**YOUR GOAL**
Select every line below containing the word "this".
[EXERCISE INPUTS Boundary: Start]
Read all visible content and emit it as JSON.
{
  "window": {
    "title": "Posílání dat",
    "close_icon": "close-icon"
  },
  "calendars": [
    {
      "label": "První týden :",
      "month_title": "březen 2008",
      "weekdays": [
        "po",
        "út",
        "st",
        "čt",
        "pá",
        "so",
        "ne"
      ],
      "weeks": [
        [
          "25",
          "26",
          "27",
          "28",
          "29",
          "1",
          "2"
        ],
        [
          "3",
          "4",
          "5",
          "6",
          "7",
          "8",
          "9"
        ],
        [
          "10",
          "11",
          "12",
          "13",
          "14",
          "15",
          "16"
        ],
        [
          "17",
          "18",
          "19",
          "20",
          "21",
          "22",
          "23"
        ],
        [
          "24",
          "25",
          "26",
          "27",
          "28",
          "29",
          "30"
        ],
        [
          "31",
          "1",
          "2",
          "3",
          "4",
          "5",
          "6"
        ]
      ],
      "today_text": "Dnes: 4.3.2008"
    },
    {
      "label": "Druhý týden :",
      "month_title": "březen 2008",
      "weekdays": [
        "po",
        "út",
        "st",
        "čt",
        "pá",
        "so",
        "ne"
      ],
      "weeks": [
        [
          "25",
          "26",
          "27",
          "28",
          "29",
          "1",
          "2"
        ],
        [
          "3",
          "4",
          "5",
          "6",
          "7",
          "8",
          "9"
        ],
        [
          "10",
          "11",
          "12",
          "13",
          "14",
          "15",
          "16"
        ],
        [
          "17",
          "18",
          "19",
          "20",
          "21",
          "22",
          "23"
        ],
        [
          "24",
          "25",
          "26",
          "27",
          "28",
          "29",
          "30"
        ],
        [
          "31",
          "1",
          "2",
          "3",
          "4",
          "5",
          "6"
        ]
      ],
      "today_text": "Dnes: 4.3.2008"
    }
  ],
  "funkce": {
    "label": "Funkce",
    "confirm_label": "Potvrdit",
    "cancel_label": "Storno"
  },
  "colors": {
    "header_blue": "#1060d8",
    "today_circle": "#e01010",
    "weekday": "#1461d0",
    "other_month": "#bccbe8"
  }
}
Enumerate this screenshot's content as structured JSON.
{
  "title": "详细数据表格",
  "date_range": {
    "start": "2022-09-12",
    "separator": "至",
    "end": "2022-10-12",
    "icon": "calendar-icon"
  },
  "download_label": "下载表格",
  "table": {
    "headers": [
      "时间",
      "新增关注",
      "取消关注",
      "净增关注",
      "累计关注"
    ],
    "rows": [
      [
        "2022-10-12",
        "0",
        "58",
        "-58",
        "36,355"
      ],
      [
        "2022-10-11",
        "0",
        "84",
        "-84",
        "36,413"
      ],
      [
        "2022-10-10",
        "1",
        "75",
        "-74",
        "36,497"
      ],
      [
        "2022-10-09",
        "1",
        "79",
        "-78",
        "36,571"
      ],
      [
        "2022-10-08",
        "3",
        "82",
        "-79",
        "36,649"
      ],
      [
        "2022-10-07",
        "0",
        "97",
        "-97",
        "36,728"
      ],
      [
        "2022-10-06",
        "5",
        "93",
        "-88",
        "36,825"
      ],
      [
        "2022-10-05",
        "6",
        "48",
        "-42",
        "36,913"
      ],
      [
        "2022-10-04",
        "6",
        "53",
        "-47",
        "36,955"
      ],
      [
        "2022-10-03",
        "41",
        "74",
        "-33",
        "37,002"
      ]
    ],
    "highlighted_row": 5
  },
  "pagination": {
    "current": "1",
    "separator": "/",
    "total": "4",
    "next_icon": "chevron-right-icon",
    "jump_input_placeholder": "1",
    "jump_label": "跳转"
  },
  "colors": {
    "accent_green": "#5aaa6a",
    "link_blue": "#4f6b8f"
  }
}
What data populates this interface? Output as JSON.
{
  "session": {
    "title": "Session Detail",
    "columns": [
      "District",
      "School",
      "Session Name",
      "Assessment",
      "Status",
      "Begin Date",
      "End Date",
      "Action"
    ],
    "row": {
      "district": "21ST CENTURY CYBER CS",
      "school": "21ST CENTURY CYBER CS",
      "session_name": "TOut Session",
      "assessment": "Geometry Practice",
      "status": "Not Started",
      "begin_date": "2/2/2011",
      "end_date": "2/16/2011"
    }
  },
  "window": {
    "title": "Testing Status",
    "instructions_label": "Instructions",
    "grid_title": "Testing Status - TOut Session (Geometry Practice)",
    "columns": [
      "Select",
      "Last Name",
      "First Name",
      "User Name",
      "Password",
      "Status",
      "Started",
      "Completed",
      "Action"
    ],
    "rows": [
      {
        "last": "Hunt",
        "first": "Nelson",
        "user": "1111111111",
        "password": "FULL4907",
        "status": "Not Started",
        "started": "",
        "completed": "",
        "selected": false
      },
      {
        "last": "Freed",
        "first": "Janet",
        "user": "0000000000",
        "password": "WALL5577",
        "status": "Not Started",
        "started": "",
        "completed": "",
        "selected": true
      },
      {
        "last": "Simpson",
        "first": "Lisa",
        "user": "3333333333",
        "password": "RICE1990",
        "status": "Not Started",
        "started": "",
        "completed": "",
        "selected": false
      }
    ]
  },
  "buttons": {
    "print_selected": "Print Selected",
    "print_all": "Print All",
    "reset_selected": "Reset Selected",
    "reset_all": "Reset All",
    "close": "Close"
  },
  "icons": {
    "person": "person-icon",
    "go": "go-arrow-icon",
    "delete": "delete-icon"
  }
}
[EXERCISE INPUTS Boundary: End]
**WORKED SOLUTION**
Enumerate this screenshot's content as structured JSON.
What data populates this interface? Output as JSON.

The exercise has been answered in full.